For Immediate Release August 31, 2000


Today's 1999 National Household Survey demonstrates that we are continuing to move in the right direction on the problem of youth drug and tobacco use in America. The report released by Department of Health and Human Services Secretary Donna Shalala and Office of National Drug Control Policy Director Barry McCaffrey shows that last year, illicit drug use by young people ages 12-17 declined, continuing a downward trend over the last three years. Since 1997, overall youth drug use is down by more than 20 percent, and youth marijuana use has declined by over 25 percent. In addition, while today's report shows underage alcohol use is still at unacceptable levels, it also shows that tobacco use among young people is beginning to decline significantly, following a period of increases earlier in the 1990's.

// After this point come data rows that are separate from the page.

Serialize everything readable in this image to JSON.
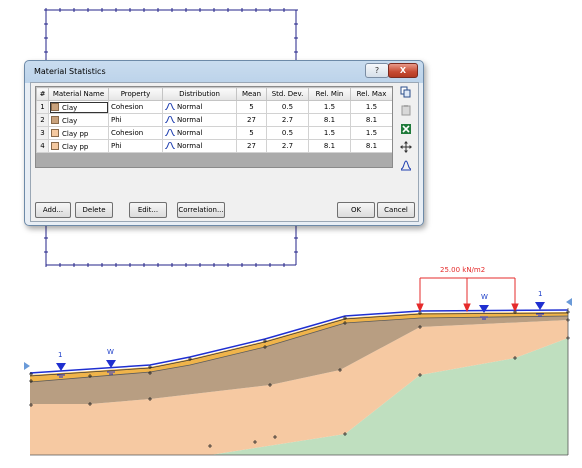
{
  "dialog": {
    "title": "Material Statistics",
    "help_label": "?",
    "close_label": "X"
  },
  "table": {
    "headers": [
      "#",
      "Material Name",
      "Property",
      "Distribution",
      "Mean",
      "Std. Dev.",
      "Rel. Min",
      "Rel. Max"
    ],
    "rows": [
      {
        "num": "1",
        "name": "Clay",
        "property": "Cohesion",
        "distribution": "Normal",
        "mean": "5",
        "std": "0.5",
        "min": "1.5",
        "max": "1.5",
        "color": "#c9a27c"
      },
      {
        "num": "2",
        "name": "Clay",
        "property": "Phi",
        "distribution": "Normal",
        "mean": "27",
        "std": "2.7",
        "min": "8.1",
        "max": "8.1",
        "color": "#c9a27c"
      },
      {
        "num": "3",
        "name": "Clay pp",
        "property": "Cohesion",
        "distribution": "Normal",
        "mean": "5",
        "std": "0.5",
        "min": "1.5",
        "max": "1.5",
        "color": "#f5c9a0"
      },
      {
        "num": "4",
        "name": "Clay pp",
        "property": "Phi",
        "distribution": "Normal",
        "mean": "27",
        "std": "2.7",
        "min": "8.1",
        "max": "8.1",
        "color": "#f5c9a0"
      }
    ]
  },
  "buttons": {
    "add": "Add...",
    "delete": "Delete",
    "edit": "Edit...",
    "correlation": "Correlation...",
    "ok": "OK",
    "cancel": "Cancel"
  },
  "tools": {
    "copy_icon": "copy-icon",
    "paste_icon": "paste-icon",
    "excel_icon": "excel-icon",
    "move_icon": "move-icon",
    "distribution_icon": "distribution-icon"
  },
  "model": {
    "load_label": "25.00 kN/m2",
    "water_label_left_number": "1",
    "water_label_left_w": "W",
    "water_label_right_w": "W",
    "water_label_right_number": "1",
    "colors": {
      "lower_layer": "#bfdfbf",
      "middle_layer": "#f6c9a2",
      "upper_layer": "#b89e82",
      "top_strip": "#f0b44a",
      "water_line": "#1f2fd0",
      "load": "#e52b2b"
    }
  }
}
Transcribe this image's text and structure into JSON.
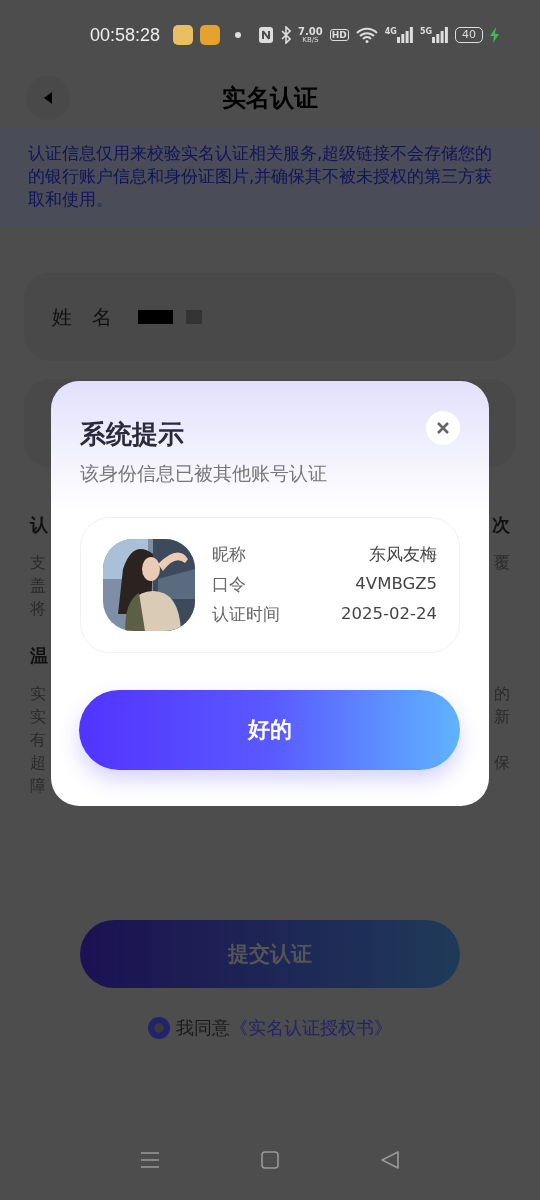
{
  "status_bar": {
    "time": "00:58:28",
    "speed": "7.00",
    "speed_unit": "KB/S",
    "hd": "HD",
    "networks": [
      "4G",
      "5G"
    ],
    "battery": "40",
    "charging": true
  },
  "header": {
    "title": "实名认证"
  },
  "notice": "认证信息仅用来校验实名认证相关服务,超级链接不会存储您的的银行账户信息和身份证图片,并确保其不被未授权的第三方获取和使用。",
  "form": {
    "name_label": "姓　名",
    "name_redacted": true
  },
  "sections": [
    {
      "title_start": "认",
      "title_end": "次",
      "lines": [
        {
          "start": "支",
          "end": "覆"
        },
        {
          "start": "盖"
        },
        {
          "start": "将"
        }
      ]
    },
    {
      "title_start": "温",
      "lines": [
        {
          "start": "实",
          "end": "的"
        },
        {
          "start": "实",
          "end": "新"
        },
        {
          "start": "有"
        },
        {
          "start": "超",
          "end": "保"
        },
        {
          "start": "障"
        }
      ]
    }
  ],
  "submit_button": "提交认证",
  "agreement": {
    "checked": true,
    "text": "我同意",
    "link": "《实名认证授权书》"
  },
  "dialog": {
    "title": "系统提示",
    "subtitle": "该身份信息已被其他账号认证",
    "profile": {
      "fields": [
        {
          "label": "昵称",
          "value": "东风友梅"
        },
        {
          "label": "口令",
          "value": "4VMBGZ5"
        },
        {
          "label": "认证时间",
          "value": "2025-02-24"
        }
      ]
    },
    "ok_button": "好的"
  }
}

These findings prove that we are successfully reversing dangerous trends and making important progress. However, none of us can afford to let down our guard in the fight against drug, tobacco and alcohol abuse -- especially when it comes to our children. While we must continue to engage communities, parents, teachers and young people in our efforts to drive youth drug and tobacco use down to even lower levels, Congress must also play an important role.

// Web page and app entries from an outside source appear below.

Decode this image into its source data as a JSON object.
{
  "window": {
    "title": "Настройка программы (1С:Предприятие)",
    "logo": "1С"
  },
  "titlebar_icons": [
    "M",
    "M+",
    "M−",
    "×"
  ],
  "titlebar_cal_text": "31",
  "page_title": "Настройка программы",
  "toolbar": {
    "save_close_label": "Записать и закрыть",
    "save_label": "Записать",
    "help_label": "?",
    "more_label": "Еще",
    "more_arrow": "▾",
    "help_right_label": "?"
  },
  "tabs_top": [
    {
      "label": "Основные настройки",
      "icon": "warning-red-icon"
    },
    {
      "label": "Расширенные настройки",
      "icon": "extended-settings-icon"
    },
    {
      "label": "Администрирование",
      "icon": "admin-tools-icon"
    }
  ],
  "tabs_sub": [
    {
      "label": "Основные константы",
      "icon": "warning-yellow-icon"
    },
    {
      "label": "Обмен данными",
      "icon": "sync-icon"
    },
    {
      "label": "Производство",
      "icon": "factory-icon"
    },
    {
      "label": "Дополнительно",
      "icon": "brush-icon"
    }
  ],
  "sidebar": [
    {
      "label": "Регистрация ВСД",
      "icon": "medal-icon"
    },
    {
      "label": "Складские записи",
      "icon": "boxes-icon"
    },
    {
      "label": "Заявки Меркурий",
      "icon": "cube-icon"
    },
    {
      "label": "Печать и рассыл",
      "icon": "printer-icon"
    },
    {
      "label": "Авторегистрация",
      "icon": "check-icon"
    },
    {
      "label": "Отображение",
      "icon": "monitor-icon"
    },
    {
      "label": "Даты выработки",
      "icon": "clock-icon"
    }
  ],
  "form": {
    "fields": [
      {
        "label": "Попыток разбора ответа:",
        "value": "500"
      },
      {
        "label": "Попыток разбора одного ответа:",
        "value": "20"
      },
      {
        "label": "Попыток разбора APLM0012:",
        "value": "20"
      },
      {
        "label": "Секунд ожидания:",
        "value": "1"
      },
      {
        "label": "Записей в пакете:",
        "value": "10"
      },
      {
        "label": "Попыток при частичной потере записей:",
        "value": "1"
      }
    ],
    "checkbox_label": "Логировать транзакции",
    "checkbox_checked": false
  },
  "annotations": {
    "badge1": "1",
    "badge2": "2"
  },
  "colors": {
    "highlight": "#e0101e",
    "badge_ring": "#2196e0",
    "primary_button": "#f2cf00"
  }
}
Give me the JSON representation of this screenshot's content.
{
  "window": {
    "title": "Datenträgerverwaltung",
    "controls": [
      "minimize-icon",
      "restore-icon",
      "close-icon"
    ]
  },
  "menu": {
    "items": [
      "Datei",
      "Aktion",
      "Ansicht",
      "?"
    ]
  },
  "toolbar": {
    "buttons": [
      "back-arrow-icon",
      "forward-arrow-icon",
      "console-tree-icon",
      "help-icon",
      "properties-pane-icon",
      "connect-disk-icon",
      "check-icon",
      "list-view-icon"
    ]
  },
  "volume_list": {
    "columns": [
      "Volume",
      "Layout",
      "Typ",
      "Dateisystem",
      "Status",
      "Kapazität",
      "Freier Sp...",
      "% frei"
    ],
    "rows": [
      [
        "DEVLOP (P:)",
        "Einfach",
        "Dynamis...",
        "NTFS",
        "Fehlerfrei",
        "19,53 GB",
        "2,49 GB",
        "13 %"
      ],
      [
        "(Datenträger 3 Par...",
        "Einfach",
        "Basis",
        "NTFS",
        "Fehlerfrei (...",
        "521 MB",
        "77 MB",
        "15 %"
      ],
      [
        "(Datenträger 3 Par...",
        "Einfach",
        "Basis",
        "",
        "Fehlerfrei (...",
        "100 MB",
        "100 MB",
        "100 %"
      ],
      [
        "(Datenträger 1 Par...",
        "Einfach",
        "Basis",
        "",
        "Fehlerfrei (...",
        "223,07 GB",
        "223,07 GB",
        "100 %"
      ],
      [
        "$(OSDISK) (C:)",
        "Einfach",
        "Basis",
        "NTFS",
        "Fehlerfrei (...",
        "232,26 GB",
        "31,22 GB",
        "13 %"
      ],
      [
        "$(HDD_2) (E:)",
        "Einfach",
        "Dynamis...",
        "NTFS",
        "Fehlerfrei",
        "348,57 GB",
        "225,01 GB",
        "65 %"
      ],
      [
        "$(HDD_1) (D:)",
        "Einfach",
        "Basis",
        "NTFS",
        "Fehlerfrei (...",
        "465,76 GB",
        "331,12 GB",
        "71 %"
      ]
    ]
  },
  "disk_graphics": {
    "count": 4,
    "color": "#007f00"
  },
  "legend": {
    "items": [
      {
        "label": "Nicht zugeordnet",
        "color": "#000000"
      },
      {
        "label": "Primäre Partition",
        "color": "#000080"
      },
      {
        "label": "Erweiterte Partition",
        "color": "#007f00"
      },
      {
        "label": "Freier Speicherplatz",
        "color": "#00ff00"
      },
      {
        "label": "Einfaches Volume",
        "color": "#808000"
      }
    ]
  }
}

When Congress returns to Washington, I urge them to build on our success by fully funding my Administration's substance abuse prevention and treatment initiatives, including the Youth Anti-Drug Media Campaign, which is sending a powerful message to young people across the nation about the dangers of drugs. Congress should also join Vice President Gore and me in making the health of our children a priority by rejecting the interests of big tobacco and letting the American taxpayers have their day in court. Working together, we can give our children healthy drug- and tobacco-free futures.